I do not cope all that well with much of “life.” As Freud had it, love (eros) and work (unalienated labor) are the fundamental aspects of adulthood. I am good at work and not good at love. I am extremely responsible. I have worked for the same organization for 21 years. I am dependable, consistent, thorough. I am imaginative and quick and collegial, working well with others.
In love between men and women I am not so good. Physical intimacies scare me. Although I have close friendships with straight and gay men, I have remained celibate for many years. I cannot cope with romance.
I am “high-strung” and easily frightened. I jump when horns honk or a glass falls from a café table; like many beaten children, I exhibit a high startle reflex. I only feel truly safe when I am alone, another trait of badly beaten children. Deep down I am always afraid of being slapped or kicked. I never have slept well. I fear abandonment. I manage transitions poorly. I’m a mess.
I have had much therapy. The therapy did help me cope with who I am and how I feel. But my past is my past, and my past—a dirty hem on a long skirt—trails along with me.
I would guess that I do not see myself all that clearly. I would guess too, that, truth told, I am at least mildly what we used to speak of as “mentally ill.”
What are you working on now?

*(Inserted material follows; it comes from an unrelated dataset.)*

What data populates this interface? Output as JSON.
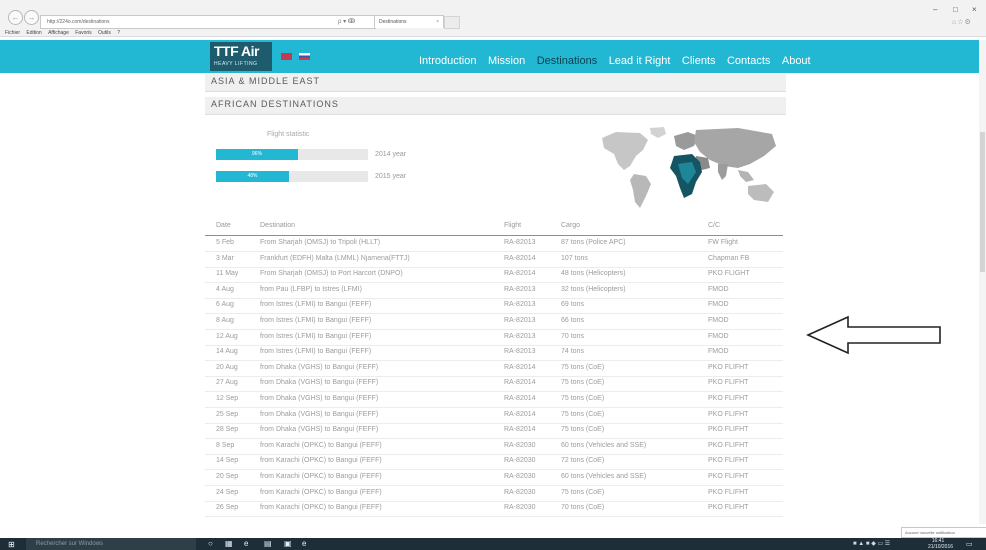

A book that is giving me the usual trouble. However, I enjoy the trouble. I am grateful for the work.